However, for Rachel's birthday, she received an MP3 player from her friend, Chloe. And then we kind of got hooked. Rachel's discman had by then developed the annoying habit of skipping if it wasn't immobilized, so I didn't even start using that for my workouts at the gym. Rachel kindly lent me her player when I worked out and she used it the rest of the time. And it was so easy to use, so tiny, no CDs or tapes to lug along with us. We loved it. However, a few things started to bug me. First, just the whole borrowing thing when I wanted to go to the gym. Rachel never refused me, but I started to wonder if I was bugging her by asking for it. Also, she put all the music on it--she has wonderful taste in music because she listens to everything we like! (That's a joke! But seriously, for 13, she is very sophisticated and loves classic rock. She is not a Hannah Montana, Britney Spears, Jessica Simpson, peer-pressured sort of a girl.) So I had no problem with what was actually on the player--but it wasn't ordered in the way I would do it for working out. I might find a Ramones or a Green Day song that had me working hard and fast--and then James Taylor would come on next, and my pace would slow to a crawl. So I began thinking more and more about my own iPod, and then I saw the ad for the newest version of the iPod Shuffle.
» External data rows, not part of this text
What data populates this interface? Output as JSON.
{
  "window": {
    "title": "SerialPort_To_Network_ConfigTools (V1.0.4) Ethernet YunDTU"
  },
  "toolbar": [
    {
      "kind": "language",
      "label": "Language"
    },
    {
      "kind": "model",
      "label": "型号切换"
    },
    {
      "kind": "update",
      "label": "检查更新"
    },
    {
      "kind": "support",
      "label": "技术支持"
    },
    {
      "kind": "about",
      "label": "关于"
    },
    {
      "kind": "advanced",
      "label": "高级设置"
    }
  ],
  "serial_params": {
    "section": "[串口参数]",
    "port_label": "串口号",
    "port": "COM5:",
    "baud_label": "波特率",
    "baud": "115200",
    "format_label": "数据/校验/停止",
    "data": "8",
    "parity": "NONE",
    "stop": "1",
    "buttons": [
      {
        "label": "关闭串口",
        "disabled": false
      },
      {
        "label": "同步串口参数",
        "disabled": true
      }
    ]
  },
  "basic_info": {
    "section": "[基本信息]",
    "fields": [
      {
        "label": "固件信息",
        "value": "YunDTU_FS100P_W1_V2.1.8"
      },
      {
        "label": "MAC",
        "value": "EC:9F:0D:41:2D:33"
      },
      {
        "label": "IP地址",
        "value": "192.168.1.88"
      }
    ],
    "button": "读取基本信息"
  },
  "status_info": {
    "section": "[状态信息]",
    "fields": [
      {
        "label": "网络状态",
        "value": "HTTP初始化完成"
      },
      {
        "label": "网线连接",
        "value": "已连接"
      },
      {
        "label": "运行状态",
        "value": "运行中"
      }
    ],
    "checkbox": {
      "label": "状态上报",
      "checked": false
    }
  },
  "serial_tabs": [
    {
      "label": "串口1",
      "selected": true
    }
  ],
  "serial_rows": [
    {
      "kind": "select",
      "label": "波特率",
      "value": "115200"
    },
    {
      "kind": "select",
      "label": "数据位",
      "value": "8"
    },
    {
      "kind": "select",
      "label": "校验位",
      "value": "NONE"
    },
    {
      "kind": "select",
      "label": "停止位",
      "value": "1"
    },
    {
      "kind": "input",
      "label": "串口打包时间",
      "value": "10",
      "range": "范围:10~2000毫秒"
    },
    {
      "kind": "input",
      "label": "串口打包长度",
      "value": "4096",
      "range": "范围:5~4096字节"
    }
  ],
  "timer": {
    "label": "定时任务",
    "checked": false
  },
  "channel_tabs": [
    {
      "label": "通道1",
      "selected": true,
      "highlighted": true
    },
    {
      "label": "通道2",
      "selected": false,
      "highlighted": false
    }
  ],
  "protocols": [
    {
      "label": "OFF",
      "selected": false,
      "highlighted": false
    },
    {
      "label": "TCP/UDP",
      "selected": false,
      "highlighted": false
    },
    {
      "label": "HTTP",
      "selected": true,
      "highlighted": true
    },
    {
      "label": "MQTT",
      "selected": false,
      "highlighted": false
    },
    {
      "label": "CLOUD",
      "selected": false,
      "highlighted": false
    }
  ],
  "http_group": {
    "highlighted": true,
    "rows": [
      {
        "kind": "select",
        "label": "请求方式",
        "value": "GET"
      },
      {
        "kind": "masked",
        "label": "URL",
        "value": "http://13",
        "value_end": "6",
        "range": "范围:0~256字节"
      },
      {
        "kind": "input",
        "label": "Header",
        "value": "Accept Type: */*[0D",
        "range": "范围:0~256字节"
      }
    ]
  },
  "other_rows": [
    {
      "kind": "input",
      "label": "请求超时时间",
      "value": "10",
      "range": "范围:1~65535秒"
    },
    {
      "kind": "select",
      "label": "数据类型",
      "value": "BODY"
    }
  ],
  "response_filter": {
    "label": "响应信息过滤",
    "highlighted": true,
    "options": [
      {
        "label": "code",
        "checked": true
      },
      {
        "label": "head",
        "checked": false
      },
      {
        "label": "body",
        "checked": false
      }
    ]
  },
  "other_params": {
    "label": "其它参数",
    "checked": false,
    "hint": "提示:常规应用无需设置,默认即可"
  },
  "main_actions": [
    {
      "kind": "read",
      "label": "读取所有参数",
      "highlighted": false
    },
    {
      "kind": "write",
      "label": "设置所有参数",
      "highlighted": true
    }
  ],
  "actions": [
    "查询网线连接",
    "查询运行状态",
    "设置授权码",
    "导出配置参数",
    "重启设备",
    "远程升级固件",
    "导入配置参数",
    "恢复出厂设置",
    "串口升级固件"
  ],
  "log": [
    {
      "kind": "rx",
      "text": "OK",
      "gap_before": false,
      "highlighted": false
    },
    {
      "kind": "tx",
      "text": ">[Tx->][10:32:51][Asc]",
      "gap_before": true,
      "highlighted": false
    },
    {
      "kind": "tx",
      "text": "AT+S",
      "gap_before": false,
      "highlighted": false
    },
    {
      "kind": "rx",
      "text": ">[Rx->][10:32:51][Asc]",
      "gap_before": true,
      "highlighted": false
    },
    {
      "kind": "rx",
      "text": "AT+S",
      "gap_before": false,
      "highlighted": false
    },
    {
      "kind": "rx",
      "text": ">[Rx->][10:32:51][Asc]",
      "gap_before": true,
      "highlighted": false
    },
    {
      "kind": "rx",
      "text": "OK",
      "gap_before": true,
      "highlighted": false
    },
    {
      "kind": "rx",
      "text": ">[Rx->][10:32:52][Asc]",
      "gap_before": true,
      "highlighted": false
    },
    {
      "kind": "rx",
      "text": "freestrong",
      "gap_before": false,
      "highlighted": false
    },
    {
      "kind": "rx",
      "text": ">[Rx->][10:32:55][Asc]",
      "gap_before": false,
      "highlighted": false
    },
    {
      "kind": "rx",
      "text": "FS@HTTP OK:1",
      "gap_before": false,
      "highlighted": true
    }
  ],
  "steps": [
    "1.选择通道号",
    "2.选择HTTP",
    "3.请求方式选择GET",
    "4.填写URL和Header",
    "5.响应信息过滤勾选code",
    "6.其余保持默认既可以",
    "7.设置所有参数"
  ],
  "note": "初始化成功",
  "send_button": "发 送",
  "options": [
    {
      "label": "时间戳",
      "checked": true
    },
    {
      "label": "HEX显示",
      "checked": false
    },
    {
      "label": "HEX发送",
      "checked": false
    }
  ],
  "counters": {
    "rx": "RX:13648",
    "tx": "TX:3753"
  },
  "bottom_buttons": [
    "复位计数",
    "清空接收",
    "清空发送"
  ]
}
Smaller than an AA battery? Controls on the earbud cord, so you can reach up and click one of 3 positions without slowing down? A voiceover technology that tells you the song and artist without interrupting your song, or runs through the names of your playlists till you pick one? For $79? Sign me up! We ordered it on Saturday and it will be here today or tomorrow. Coincidentally, Rachel's MP3 player bit the dust yesterday as well--4 months after receiving it, which is a shame, but I have to shake my head and note that it wasn't a REAL iPod, so what can you expect, really? Naturally, she had her eye on the one I was getting, but it happened that I'd just been looking at my Discover Rewards account and it just so happened that I had enough reward to get a free iPod Shuffle (the last generation, the one everyone has with the bright colors and the big circular control button on the front) and figured, that would be better than spending another $79. Rachel was happy with that, so hers in on the way as well.
And while we were iPod shopping, Matt ordered a Blu Ray player. And on Saturday, after a few months of research, we went to Best Buy and bought a big flat screen TV...the one Matt wants and the one he says is the best for our needs. It fits perfectly in our entertainment shelves in the family room, and it is great to see everything so big and clear. We watched a documentary about African animals on it, and it felt like we were really on the Serengheti watching the herd migrations. And Matt assures me that the picture is only going to improve, because he has some cables on the way that do something--can you tell I am not the electronics person around here??--and because the Blu Ray player will upgrade all the movies, and because he is going to (as soon as the Blu Ray and cables arrive) change our cable box to a High Def cable box. I personally can't imagine seing much difference in the picture, but hey. I'm willing to try!
So now we have what Matt calls the Electronic Empire. Now all I have to do is learn how to work the stuff! Wish me luck....